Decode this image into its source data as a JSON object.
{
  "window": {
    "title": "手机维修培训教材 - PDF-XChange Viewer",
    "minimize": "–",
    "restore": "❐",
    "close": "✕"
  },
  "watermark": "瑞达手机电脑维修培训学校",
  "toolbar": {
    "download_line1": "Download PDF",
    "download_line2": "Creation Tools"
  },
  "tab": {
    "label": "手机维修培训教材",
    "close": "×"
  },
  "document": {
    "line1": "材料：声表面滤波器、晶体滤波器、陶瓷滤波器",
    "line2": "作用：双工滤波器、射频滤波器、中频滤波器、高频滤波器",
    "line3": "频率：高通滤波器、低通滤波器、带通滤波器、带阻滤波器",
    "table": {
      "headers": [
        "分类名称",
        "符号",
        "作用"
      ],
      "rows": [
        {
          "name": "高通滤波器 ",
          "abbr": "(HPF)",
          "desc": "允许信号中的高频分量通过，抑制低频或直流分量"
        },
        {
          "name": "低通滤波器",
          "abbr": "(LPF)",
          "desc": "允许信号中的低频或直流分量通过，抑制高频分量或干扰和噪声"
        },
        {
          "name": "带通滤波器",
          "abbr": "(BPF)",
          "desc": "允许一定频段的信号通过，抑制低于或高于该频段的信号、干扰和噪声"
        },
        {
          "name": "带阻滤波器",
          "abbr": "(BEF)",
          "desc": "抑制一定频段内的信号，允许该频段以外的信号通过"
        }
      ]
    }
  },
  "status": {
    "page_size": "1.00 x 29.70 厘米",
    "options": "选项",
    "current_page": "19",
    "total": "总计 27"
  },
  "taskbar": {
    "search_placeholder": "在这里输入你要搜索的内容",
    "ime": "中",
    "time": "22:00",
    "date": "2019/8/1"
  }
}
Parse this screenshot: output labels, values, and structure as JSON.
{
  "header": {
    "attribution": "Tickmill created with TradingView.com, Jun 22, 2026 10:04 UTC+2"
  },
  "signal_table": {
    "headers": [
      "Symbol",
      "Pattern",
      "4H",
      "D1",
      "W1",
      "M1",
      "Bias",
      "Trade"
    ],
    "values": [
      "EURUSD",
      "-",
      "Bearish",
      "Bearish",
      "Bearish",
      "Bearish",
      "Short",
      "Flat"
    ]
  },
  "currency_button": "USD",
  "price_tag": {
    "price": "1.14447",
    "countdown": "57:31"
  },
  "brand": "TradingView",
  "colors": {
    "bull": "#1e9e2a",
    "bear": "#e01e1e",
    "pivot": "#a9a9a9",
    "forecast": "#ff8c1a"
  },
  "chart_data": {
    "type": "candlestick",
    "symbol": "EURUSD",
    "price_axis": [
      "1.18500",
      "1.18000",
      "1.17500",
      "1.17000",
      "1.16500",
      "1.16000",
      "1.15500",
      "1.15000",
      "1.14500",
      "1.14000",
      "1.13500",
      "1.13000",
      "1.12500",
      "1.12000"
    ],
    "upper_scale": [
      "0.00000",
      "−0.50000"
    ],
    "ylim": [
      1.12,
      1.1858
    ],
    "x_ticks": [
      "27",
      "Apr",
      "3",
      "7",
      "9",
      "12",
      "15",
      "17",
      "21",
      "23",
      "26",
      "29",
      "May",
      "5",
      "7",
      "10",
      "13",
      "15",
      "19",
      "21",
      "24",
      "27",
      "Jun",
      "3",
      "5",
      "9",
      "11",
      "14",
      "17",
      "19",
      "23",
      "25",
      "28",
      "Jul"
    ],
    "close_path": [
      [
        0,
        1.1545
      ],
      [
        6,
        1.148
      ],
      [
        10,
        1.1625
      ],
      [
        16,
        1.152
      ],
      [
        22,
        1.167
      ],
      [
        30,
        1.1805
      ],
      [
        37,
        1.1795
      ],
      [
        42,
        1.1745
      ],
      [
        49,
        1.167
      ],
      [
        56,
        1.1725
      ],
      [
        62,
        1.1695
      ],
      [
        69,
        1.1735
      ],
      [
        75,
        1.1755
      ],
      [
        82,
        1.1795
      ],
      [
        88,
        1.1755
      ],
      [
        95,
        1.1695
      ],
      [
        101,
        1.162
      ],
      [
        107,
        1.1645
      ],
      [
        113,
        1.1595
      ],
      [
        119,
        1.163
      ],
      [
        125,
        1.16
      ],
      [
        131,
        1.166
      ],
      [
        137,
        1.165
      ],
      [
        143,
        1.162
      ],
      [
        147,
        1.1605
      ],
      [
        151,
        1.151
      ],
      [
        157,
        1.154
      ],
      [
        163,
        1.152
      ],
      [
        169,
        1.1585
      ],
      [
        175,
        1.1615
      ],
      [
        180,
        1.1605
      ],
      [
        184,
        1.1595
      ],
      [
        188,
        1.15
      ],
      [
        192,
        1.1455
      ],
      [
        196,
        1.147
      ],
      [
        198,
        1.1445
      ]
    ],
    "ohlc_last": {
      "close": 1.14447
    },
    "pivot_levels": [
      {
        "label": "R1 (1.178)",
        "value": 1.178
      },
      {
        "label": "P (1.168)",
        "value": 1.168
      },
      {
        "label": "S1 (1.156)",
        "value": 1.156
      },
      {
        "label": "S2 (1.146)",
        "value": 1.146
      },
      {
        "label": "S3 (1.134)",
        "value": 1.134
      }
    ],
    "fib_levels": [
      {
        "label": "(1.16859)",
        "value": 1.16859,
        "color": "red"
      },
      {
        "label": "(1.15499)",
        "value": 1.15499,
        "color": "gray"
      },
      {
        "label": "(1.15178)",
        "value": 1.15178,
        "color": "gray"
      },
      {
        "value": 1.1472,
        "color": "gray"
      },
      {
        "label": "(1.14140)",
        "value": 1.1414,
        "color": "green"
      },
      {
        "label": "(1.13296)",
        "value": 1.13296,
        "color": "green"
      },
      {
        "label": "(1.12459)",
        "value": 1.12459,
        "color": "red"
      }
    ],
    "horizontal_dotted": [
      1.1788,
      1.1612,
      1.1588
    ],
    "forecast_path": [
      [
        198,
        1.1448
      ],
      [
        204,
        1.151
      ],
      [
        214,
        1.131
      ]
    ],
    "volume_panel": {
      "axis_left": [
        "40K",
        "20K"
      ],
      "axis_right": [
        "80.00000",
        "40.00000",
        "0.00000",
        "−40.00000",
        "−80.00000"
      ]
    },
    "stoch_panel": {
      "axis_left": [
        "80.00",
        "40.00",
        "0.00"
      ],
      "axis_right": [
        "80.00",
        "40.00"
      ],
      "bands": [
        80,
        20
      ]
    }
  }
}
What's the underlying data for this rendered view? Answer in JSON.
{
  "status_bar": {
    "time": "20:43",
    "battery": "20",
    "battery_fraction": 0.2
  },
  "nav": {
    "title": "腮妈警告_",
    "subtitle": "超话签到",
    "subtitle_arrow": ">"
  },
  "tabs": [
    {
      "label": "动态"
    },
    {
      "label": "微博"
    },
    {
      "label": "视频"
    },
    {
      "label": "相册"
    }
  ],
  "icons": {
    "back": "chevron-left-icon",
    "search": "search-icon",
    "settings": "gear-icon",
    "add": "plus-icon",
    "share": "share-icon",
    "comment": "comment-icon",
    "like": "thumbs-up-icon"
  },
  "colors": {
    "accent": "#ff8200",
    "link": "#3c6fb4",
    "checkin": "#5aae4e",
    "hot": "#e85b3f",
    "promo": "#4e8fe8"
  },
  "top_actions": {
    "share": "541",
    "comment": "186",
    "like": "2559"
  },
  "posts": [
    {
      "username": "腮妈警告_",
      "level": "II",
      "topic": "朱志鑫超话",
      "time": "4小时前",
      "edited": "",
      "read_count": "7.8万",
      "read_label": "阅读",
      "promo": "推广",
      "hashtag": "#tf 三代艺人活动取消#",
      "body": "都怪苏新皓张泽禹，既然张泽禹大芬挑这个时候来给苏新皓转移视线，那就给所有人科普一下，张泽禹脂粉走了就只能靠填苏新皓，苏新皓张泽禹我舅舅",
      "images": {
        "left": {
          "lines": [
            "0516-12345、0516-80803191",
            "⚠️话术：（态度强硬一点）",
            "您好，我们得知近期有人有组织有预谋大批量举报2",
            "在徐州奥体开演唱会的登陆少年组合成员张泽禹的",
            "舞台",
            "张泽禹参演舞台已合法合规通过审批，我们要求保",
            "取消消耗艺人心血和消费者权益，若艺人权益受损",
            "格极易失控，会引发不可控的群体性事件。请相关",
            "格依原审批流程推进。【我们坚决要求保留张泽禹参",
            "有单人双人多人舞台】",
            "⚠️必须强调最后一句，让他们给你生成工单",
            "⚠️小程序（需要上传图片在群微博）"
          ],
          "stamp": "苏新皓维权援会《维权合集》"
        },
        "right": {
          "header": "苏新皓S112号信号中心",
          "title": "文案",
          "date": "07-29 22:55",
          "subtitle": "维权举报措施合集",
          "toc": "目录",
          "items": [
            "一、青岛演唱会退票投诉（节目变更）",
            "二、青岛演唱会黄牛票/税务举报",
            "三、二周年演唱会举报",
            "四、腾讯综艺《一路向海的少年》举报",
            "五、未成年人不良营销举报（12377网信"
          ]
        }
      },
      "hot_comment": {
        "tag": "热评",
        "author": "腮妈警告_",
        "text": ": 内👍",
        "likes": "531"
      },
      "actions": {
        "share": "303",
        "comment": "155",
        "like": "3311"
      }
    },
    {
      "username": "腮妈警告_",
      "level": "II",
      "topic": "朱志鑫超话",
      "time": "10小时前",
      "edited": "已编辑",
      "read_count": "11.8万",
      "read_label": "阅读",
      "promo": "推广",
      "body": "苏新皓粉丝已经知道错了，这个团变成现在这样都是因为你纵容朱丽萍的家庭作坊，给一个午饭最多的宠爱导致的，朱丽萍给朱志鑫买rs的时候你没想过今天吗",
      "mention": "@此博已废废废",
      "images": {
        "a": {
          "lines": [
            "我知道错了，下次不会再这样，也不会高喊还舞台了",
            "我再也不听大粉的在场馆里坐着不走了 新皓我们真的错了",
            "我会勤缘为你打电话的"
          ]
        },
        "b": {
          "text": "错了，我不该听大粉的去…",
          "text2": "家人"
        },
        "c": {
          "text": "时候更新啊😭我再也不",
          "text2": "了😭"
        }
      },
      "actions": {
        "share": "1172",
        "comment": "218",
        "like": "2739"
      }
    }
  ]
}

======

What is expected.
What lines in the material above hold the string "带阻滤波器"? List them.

Solution for this exercise.
    "line3": "频率：高通滤波器、低通滤波器、带通滤波器、带阻滤波器",
          "name": "带阻滤波器",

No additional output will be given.